Biden threatens sanctions on Myanmar after coup
President Joe Biden on Monday warned that the US could reinstate sanctions on Myanmar in the wake of its military seizing power and detaining democratically elected leader Aung San Suu Kyi and other officials.
“The United States removed sanctions on Burma over the past decade based on progress toward democracy,” Biden said in a statement released by the White House, referring to the country by its previous name.
“The reversal of that progress will necessitate an immediate review of our sanction laws and authorities, followed by appropriate action.”
Myanmar’s military seized power on Monday in a coup against the democratically elected government of Suu Kyi, who was detained along with other leaders of her National League for Democracy party in early morning raids on the day the new parliament was set to hold its first session.
“For almost a decade, the people of Burma have been steadily working to establish elections, civilian governance, and the peaceful transfer of power. That progress should be respected,” Biden said in the statement.
“We will work with our partners throughout the region and the world to support the restoration of democracy and the rule of law, as well as to hold accountable those responsible for overturning Burma’s democratic transition.”
In response to a question at the daily news briefing, White House press secretary Jen Psaki refused to elaborate what actions could be taken on Myanmar. She added that Biden’s statement about the coup in Myanmar is directed at all countries in the region, when asked if it was directed at China.
The president’s statement had said, the United States “will stand up for democracy wherever it is under attack.”
The US had removed economic sanctions on Myanmar in 2016.
Biden also called for the international community to “come together in one voice to press the country’s military to immediately relinquish the power they have seized, release the activists and officials they have detained, lift all telecommunications restrictions, and refrain from violence against civilians”.
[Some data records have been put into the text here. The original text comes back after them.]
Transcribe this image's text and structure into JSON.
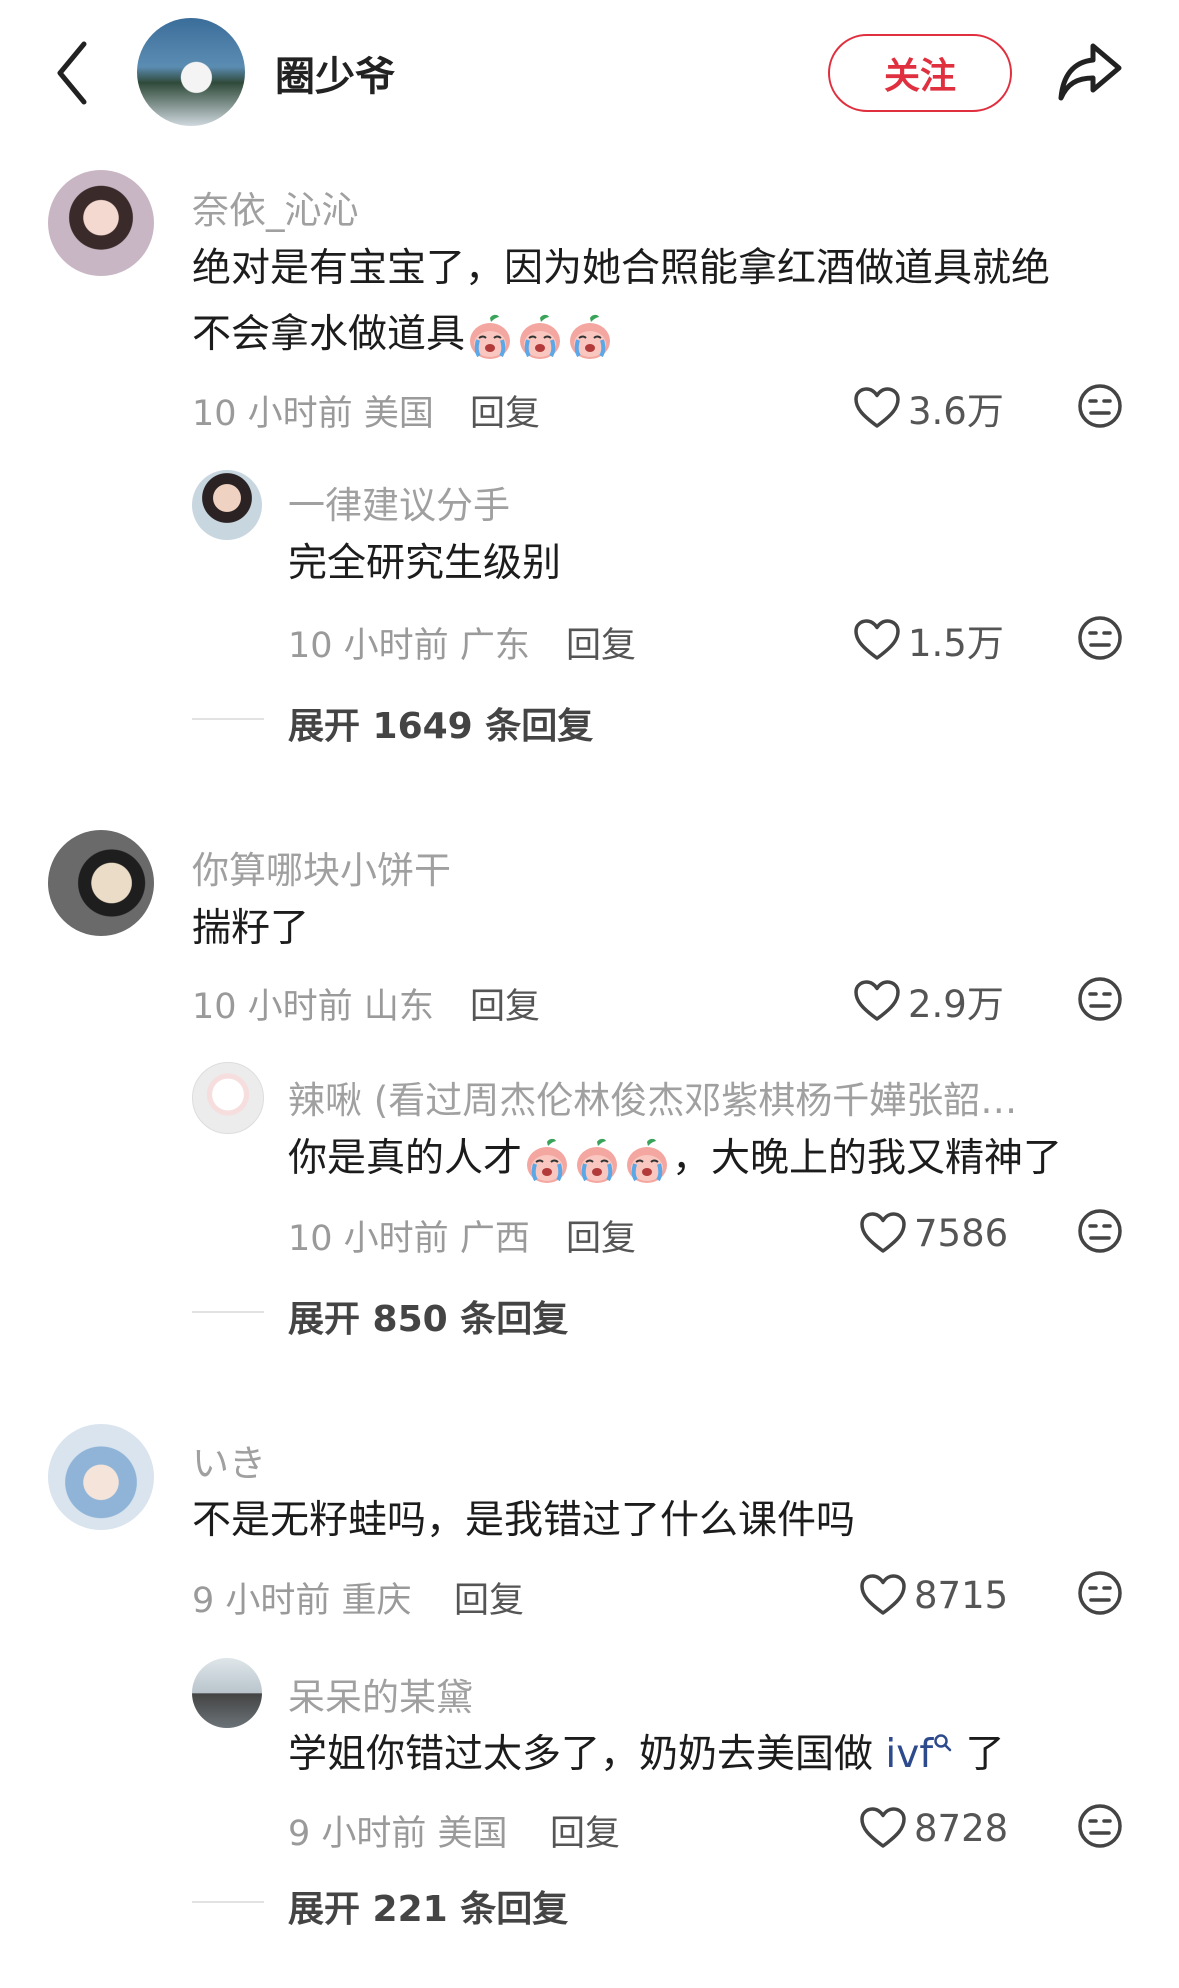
{
  "header": {
    "title": "圈少爷",
    "follow_label": "关注"
  },
  "comments": [
    {
      "name": "奈依_沁沁",
      "text_line1": "绝对是有宝宝了，因为她合照能拿红酒做道具就绝",
      "text_line2": "不会拿水做道具",
      "time": "10 小时前",
      "location": "美国",
      "reply_label": "回复",
      "likes": "3.6万",
      "reply": {
        "name": "一律建议分手",
        "text": "完全研究生级别",
        "time": "10 小时前",
        "location": "广东",
        "reply_label": "回复",
        "likes": "1.5万"
      },
      "expand": "展开 1649 条回复"
    },
    {
      "name": "你算哪块小饼干",
      "text": "揣籽了",
      "time": "10 小时前",
      "location": "山东",
      "reply_label": "回复",
      "likes": "2.9万",
      "reply": {
        "name": "辣啾 (看过周杰伦林俊杰邓紫棋杨千嬅张韶…",
        "text_a": "你是真的人才",
        "text_b": "，大晚上的我又精神了",
        "time": "10 小时前",
        "location": "广西",
        "reply_label": "回复",
        "likes": "7586"
      },
      "expand": "展开 850 条回复"
    },
    {
      "name": "いき",
      "text": "不是无籽蛙吗，是我错过了什么课件吗",
      "time": "9 小时前",
      "location": "重庆",
      "reply_label": "回复",
      "likes": "8715",
      "reply": {
        "name": "呆呆的某黛",
        "text_a": "学姐你错过太多了，奶奶去美国做 ",
        "link": "ivf",
        "text_b": " 了",
        "time": "9 小时前",
        "location": "美国",
        "reply_label": "回复",
        "likes": "8728"
      },
      "expand": "展开 221 条回复"
    }
  ],
  "icons": {
    "back": "chevron-left-icon",
    "share": "share-arrow-icon",
    "like": "heart-outline-icon",
    "dislike": "meh-face-icon",
    "emoji": "crying-peach-emoji",
    "search": "search-icon"
  },
  "colors": {
    "accent": "#e0303f",
    "link": "#2c4a8c"
  }
}
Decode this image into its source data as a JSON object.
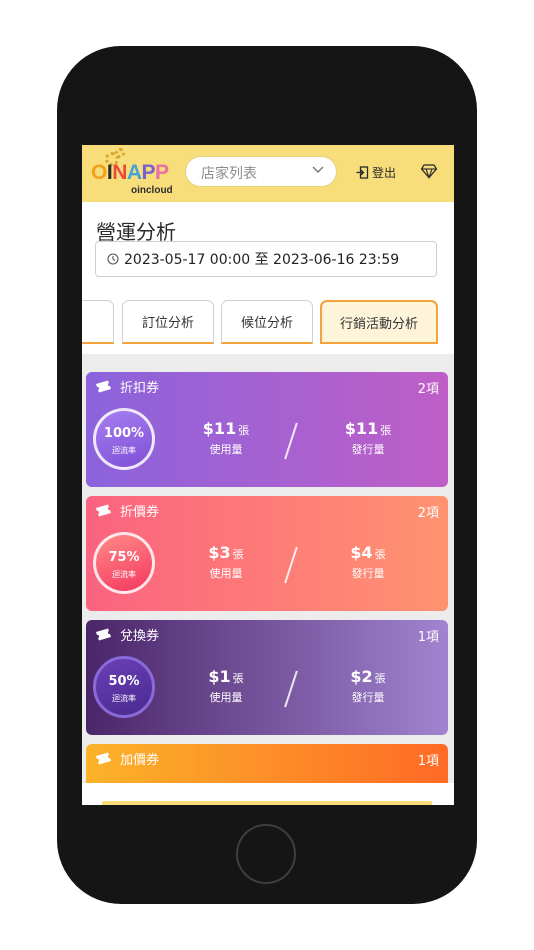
{
  "header": {
    "logo_text": "OINAPP",
    "logo_sub": "oincloud",
    "store_select": {
      "value": "店家列表"
    },
    "logout_label": "登出"
  },
  "page": {
    "title": "營運分析",
    "date_range": "2023-05-17 00:00 至 2023-06-16 23:59"
  },
  "tabs": [
    {
      "label": ""
    },
    {
      "label": "訂位分析"
    },
    {
      "label": "候位分析"
    },
    {
      "label": "行銷活動分析",
      "active": true
    }
  ],
  "coupons": [
    {
      "name": "折扣券",
      "count": "2項",
      "rate": "100%",
      "rate_label": "迴流率",
      "used_value": "$11",
      "used_unit": "張",
      "used_label": "使用量",
      "issued_value": "$11",
      "issued_unit": "張",
      "issued_label": "發行量",
      "gradient": [
        "#8b63dc",
        "#bf5fc7"
      ]
    },
    {
      "name": "折價券",
      "count": "2項",
      "rate": "75%",
      "rate_label": "迴流率",
      "used_value": "$3",
      "used_unit": "張",
      "used_label": "使用量",
      "issued_value": "$4",
      "issued_unit": "張",
      "issued_label": "發行量",
      "gradient": [
        "#fb6380",
        "#ff9370"
      ]
    },
    {
      "name": "兌換券",
      "count": "1項",
      "rate": "50%",
      "rate_label": "迴流率",
      "used_value": "$1",
      "used_unit": "張",
      "used_label": "使用量",
      "issued_value": "$2",
      "issued_unit": "張",
      "issued_label": "發行量",
      "gradient": [
        "#4b2569",
        "#a183cf"
      ]
    },
    {
      "name": "加價券",
      "count": "1項",
      "gradient": [
        "#fbb329",
        "#ff6a26"
      ]
    }
  ],
  "colors": {
    "header_bg": "#f7de7a",
    "tab_accent": "#f2a33b"
  }
}
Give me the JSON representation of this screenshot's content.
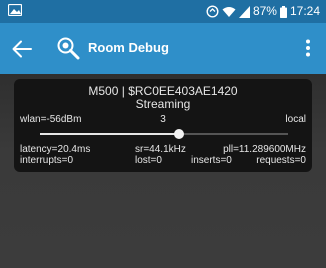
{
  "status_bar": {
    "battery_percent": "87%",
    "time": "17:24",
    "icons": [
      "notification-image-icon",
      "sync-icon",
      "wifi-icon",
      "cell-signal-icon",
      "battery-icon"
    ]
  },
  "app_bar": {
    "title": "Room Debug",
    "icons": [
      "back-arrow-icon",
      "debug-magnifier-icon",
      "overflow-menu-icon"
    ]
  },
  "device_card": {
    "title": "M500 | $RC0EE403AE1420",
    "status": "Streaming",
    "wlan": "wlan=-56dBm",
    "volume_label": "3",
    "mode": "local",
    "slider_fraction": 0.56,
    "latency": "latency=20.4ms",
    "sample_rate": "sr=44.1kHz",
    "pll": "pll=11.289600MHz",
    "interrupts": "interrupts=0",
    "lost": "lost=0",
    "inserts": "inserts=0",
    "requests": "requests=0"
  },
  "colors": {
    "status_bar": "#1f6fa3",
    "app_bar": "#2f8fc9",
    "background": "#3a3a3a",
    "card": "#141414",
    "text": "#e6e6e6"
  }
}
Secretary of state Antony Blinken expressed “grave concern and alarm” over the situation in a separate statement. “We call on Burmese military leaders to release all government officials and civil society leaders and respect the will of the people of Burma as expressed in democratic elections on November 8,” Blinken said. “The United States stands with the people of Burma in their aspirations for democracy, freedom, peace, and development. The military must reverse these actions immediately.”
On Sunday, the White House had put out a statement saying the United States opposes any attempt to alter the outcome of recent elections or impede Myanmar’s democratic transition, and will take action against those responsible if these steps are not reversed.
(With inputs from Agencies)